The Carrier’s annual general rate increase calculation is based on an average of all services, resulting in varying percentage increases. Ground services will see a 6.1% weighted average increase, while air services range from 5.6% for Next Day Air Early AM to 7.1% for 2 Day Air. International shipments will experience the highest increase of 10.8% with Worldwide Express Export, while Standard Import from Canada will have the lowest average increase at 3.3%.
Each of the these averages can provide a general understanding of the overall increase, however, it is important to consider the specifics of your shipping profile, destinations, and service levels, as they will significantly impact the overall increase in overall spend. Shown below, ground shippers will experience a higher increase in higher zones: comparatively Zone 2 at 5.68% to Zone 8 at 6.60%.
Another significant factor that affects the growth of your individual increase is the infamous minimum charge. In the case of domestic shipments, the minimum charge is determined by the zone 2, 1 pound list rate. When UPS applies your negotiated discount, they will make adjustments to the list rates in order to meet the minimum charge requirement. Shippers with lower weights and less favorable minimum reductions may find it difficult to achieve their full discount. Increases in this area can be seen as high as $2.96, 8% on Next Day Air Packages. Gound Commercial & Residental will incur a $0.60, 6% increase for 2024.
Furthermore, UPS has recently implemented a language transition, from currently referring to “Peak/Demand Surcharges” to the more concise term “Demand Surcharges”. The specific ramifications of this alteration for individual shippers are currently indeterminate; nevertheless, it implies that the Carrier intends to impose these charges outside the customary “Peak Season” timeframe.

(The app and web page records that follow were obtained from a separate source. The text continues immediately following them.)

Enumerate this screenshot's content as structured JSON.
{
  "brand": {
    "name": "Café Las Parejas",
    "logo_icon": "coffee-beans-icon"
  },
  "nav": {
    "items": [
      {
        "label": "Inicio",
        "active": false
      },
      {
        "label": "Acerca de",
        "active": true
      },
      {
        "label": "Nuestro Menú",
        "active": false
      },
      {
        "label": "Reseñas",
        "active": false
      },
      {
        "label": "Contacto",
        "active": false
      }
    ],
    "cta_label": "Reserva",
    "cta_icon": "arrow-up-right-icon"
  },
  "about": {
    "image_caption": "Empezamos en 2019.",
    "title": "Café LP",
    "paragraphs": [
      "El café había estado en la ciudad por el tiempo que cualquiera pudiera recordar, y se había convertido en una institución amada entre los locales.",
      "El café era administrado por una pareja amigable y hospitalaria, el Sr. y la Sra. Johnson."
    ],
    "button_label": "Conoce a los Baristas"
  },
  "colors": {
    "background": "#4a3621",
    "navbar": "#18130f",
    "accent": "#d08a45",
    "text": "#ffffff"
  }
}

With regards to International Shipping, a charge of up to $5.00 per shipment will be imposed on the shipper if they fail to provide the commercial invoice in digital format using UPS Paperless Invoice services prior to UPS processing the invoice. Formally, shippers were obligated to include a printed commercial invoice with their international shipments. This document serves as an additional label used by customs to determine taxes and ensure compliance with shipping regulations. UPS has long offered a service called UPS Paperless Invoice, which digitizes this secondary document. The newly introduced fee will be applicable when the shipper opts not to utilize the UPS Paperless option.
The “Shipping Charge Correction Audit Fee,” which has remained at $1.00 for some time now faces a $0.25 increase to $1.25. Although this may seem like a nominal increase, it is important to note that these fees can certainly add up and be avoided through the implementation of best practices and diligent monitoring. The calculation of these fees is based on the account number and the shipping charge corrections billed to that account during the relevant invoice period.
Another significant increase in avoidable costs is Address Corrections, which experienced an 8% rise from $19.50 to $21.00 per occurrence. Consequently, more shippers are exploring the use of external tools and reports to efficiently mitigate these charges.
Shippers are also continually confronted with the ongoing increases for large, heavy, and bulky packages that Carriers don’t want in their network. More and more shippers are seeking outside sources to conduct a comprehensive Carrier Agreement analysis which can help minimize the impact of these charges.
In conclusion, it is crucial for shippers to examine and understand the true impact of the 2024 rate increase upon their unique shipping profile, remain vigilant with regards to cost-savings analyses, and always consider opportunities for renegotiating their Carrier Agreements.